Grief is not exclusive when a loved one passes, not the same for the next person and certainly not the same pain for anyone’s loss. I have recently experienced the loss of my Paul: my lover, my best friend, my future, my everything in an instant due to cardiac arrest.
This event has prompted to give grief more thought than I ever have before. I have lost my parents, lost many girlfriends to breast cancer, lost other friends to other cancers. I lost my breasts when I was diagnosed with breast cancer in 1995.
I lost my parents, in fact, I lost them twenty days apart in 2006. Even then I knew it was just the way it was supposed to be; after all, they held hands until the end. My Mom had ovarian cancer and my Dad had a bowel obstruction we were not aware of until the pain caused another stroke. My Mom and Dad were not perfect but they did love each other and they loved us deeply. They taught us unconditional love. I still cried even though I knew they were free from disease.
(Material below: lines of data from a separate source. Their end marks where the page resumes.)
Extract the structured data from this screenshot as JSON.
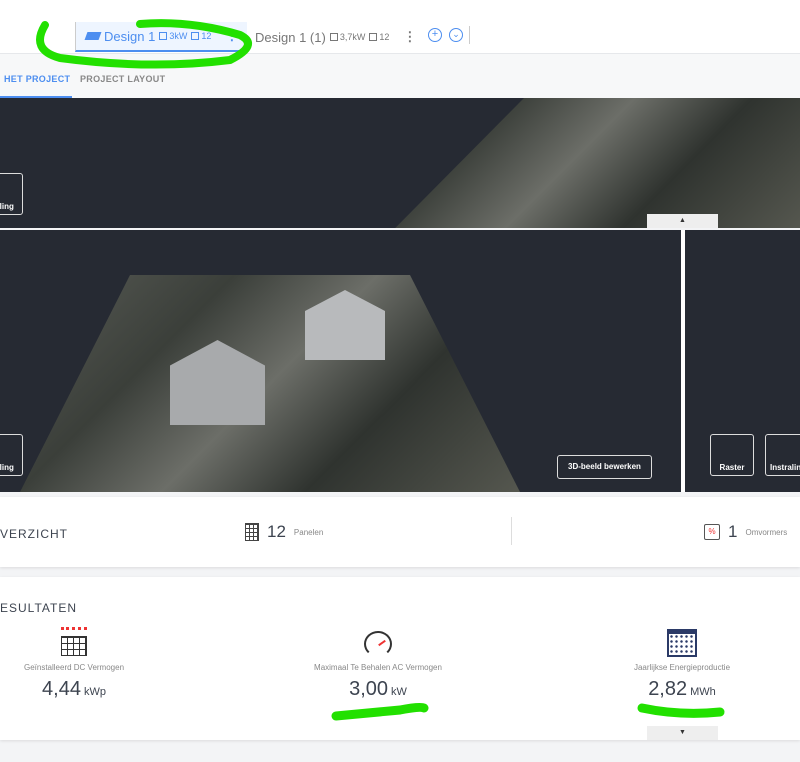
{
  "tabs": [
    {
      "label": "Design 1",
      "power": "3kW",
      "panels": "12",
      "active": true
    },
    {
      "label": "Design 1 (1)",
      "power": "3,7kW",
      "panels": "12",
      "active": false
    }
  ],
  "subnav": [
    "HET PROJECT",
    "PROJECT LAYOUT"
  ],
  "map": {
    "edit_label": "3D-beeld bewerken",
    "raster_label": "Raster",
    "instraling_label": "Instraling",
    "instraling_cut": "raling"
  },
  "overview": {
    "title": "VERZICHT",
    "panels_count": "12",
    "panels_label": "Panelen",
    "inverters_count": "1",
    "inverters_label": "Omvormers"
  },
  "results": {
    "title": "ESULTATEN",
    "items": [
      {
        "label": "Geïnstalleerd DC Vermogen",
        "value": "4,44",
        "unit": "kWp"
      },
      {
        "label": "Maximaal Te Behalen AC Vermogen",
        "value": "3,00",
        "unit": "kW"
      },
      {
        "label": "Jaarlijkse Energieproductie",
        "value": "2,82",
        "unit": "MWh"
      }
    ]
  },
  "colors": {
    "accent": "#4d8ef0",
    "annotation": "#22e000"
  }
}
I lost strong women friends to breast cancer or a cancer diagnosis later in life that took them early. I was by their side, reading to them their favorite passages or short stories or just a simple poem to help them ease the mental and physical pain. I listened to their labored breathing or just watched them in the peaceful state in the end of life. I still cried even though I knew they were free of cancer.
I have been by the sides of many of friend that lost their siblings or spouses from diseases, and we all felt we lost them far too early. Come to find out and admit, Death has no time frame. It is going to happen no matter what. I still cried; loss of a good friend is a deep loss.
I lost my breasts to my cancer diagnosis in the summer of 1995. After a cancer diagnosis, you grieve, mostly because one of the first realities that hits you hard is that life will never, ever be the same. At that moment, your life is filled with uncertainty and no matter what anyone tells you, you own that grief. You own that fear.
Right now, not a day goes by and I wonder how or why. In the past two years, I have learned a great deal about meditation and breathing. Both practices help me get past the how and why of my recent loss. You just can’t ask that question and expect God to answer. I wish I had those practices to help me in 1995 with my breast cancer diagnosis. I may have listened better.
My other advice? Listen and listen mindfully. Listen to what your family and friends say to you and how they convey it. Let go of the negative (there are always those types you know) and hold on to the positive messages – those are your truest and caring friends.
Remember to hang on because you are in for one heck of a ride. It does get better.
#grief #grieving #breastcancer #cancer #loss #meditation #breastcancerEI